E.C.S. – Emergency Condiment Spreader

The E.C.S. (Patent Pending)

E.C.S. – Emergency Condiment Spreader

Here it is, after 10 years of contemplating and dreaming, the Emergency Condiment Spreader, Rev.1

Note: If your Google-Fu is good, you should be able to find production Knives from TIMBERLINE for sale now

This particular model was designed due to a general lack of functionality in knives for river guides. I spent quite a few years a whitewater rafting guide on the Kern River in California. I always hated all the guide knives that were available, and got sick of losing them all the time. It’s the same with all the other guides I know.

The problem with most of the knives is the retention system, they ALL suck. Period. At least all of them we have seen. Either the retention system is weak, and you lose your knife regularly, or the retention works, but you have to remember how to unlock the damned thing to deploy it.
I don’t want to be trapped under my boat, drowning, and have to remember how to deploy my knife. That would SUCK.

The mechanism on this knife is designed so that it is positively locked, yet requires no thought as to how to deploy it. The simple act of grabbing it releases it from the sheath!

Also, loads of the knives marketed to guides have a blunt point. That is asinine. In all the years I spent on the river, I know of 3 times a knife was used in an emergency. 2 of those times were cutting through the floor of a boat. Once from the top down, rescuing a trapped customer, the other from the bottom up, a guy saving himself. If either of these people had a blunt tipped knife, there would have been a drowning.

The 1st revision of this knife is designed with a chisel ground, tanto point. A very strong, and very piercing tip. Specifically designed to slice right through the thick Hypalon many boats are made from.

The flat backside makes a real nice Peanut Butter spreader. (The most typical use of a guide knife).

The sheath on this revision is made from ABS plastic. It is one tough plastic. I have discovered its chemical resistance is lacking, so the next revision will use something else. Fortunately, on the river, we seldom encounter many bad chemicals. Ideally, if this knife goes into production, they will be molded from some sort of high impact, UV/Chemical resistant plastic. There is detent, or pawl like flap in the sheath, pressing against the blade, keeping it from rattling. I hate it when knives rattle.

I’ve started the patent process on this mechanism, and have received a provisional patent on it. This mechanism could have an awful lot of different knives for different applications built around it. I envision knives for Military/LEO, Search and Rescue, Swiftwater Rescue, etc…

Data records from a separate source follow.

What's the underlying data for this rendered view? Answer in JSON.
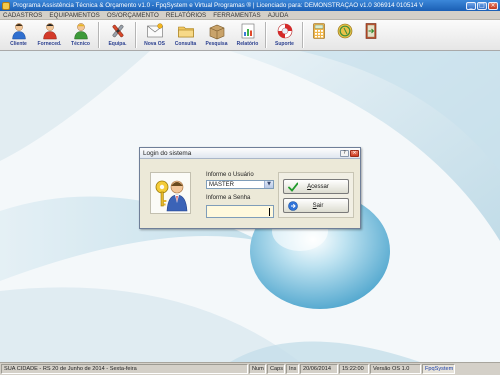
{
  "window": {
    "title": "Programa Assistência Técnica & Orçamento v1.0 - FpqSystem e Virtual Programas ® | Licenciado para: DEMONSTRAÇÃO v1.0 306914 010514 V",
    "controls": {
      "minimize": "_",
      "maximize": "□",
      "close": "×"
    }
  },
  "menu": {
    "items": [
      "CADASTROS",
      "EQUIPAMENTOS",
      "OS/ORÇAMENTO",
      "RELATÓRIOS",
      "FERRAMENTAS",
      "AJUDA"
    ]
  },
  "toolbar": {
    "buttons": [
      {
        "label": "Cliente",
        "icon": "client-person-icon"
      },
      {
        "label": "Forneced.",
        "icon": "supplier-person-icon"
      },
      {
        "label": "Técnico",
        "icon": "technician-person-icon"
      },
      {
        "label": "Equipa.",
        "icon": "tools-icon"
      },
      {
        "label": "Nova OS",
        "icon": "new-order-envelope-icon"
      },
      {
        "label": "Consulta",
        "icon": "search-folder-icon"
      },
      {
        "label": "Pesquisa",
        "icon": "box-icon"
      },
      {
        "label": "Relatório",
        "icon": "report-icon"
      },
      {
        "label": "Suporte",
        "icon": "support-lifebuoy-icon"
      },
      {
        "label": "",
        "icon": "calculator-icon"
      },
      {
        "label": "",
        "icon": "money-icon"
      },
      {
        "label": "",
        "icon": "exit-door-icon"
      }
    ]
  },
  "dialog": {
    "title": "Login do sistema",
    "controls": {
      "help": "?",
      "close": "×"
    },
    "user_label": "Informe o Usuário",
    "user_value": "MASTER",
    "password_label": "Informe a Senha",
    "password_value": "",
    "login_button": {
      "prefix": "A",
      "rest": "cessar"
    },
    "exit_button": {
      "prefix": "S",
      "rest": "air"
    },
    "avatar_icon": "user-key-icon"
  },
  "statusbar": {
    "message": "SUA CIDADE - RS 20 de Junho de 2014 - Sexta-feira",
    "num": "Num",
    "caps": "Caps",
    "ins": "Ins",
    "date": "20/06/2014",
    "time": "15:22:00",
    "version": "Versão OS 1.0",
    "brand": "FpqSystem"
  },
  "colors": {
    "titlebar": "#1b5fb4",
    "menubar": "#d4d0c8",
    "dialog": "#ece9d8",
    "password_field": "#fff9dd",
    "brand_text": "#1a3da8"
  }
}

Anyhow, enough of my yammering, here’s the knife.

It’s kind of hard to tell, but the knife with the BF logo on the spring is textured Carbon Fiber, the other black handled knife is regular, woven Carbon Fiber, and the other is textured, Orange, G10.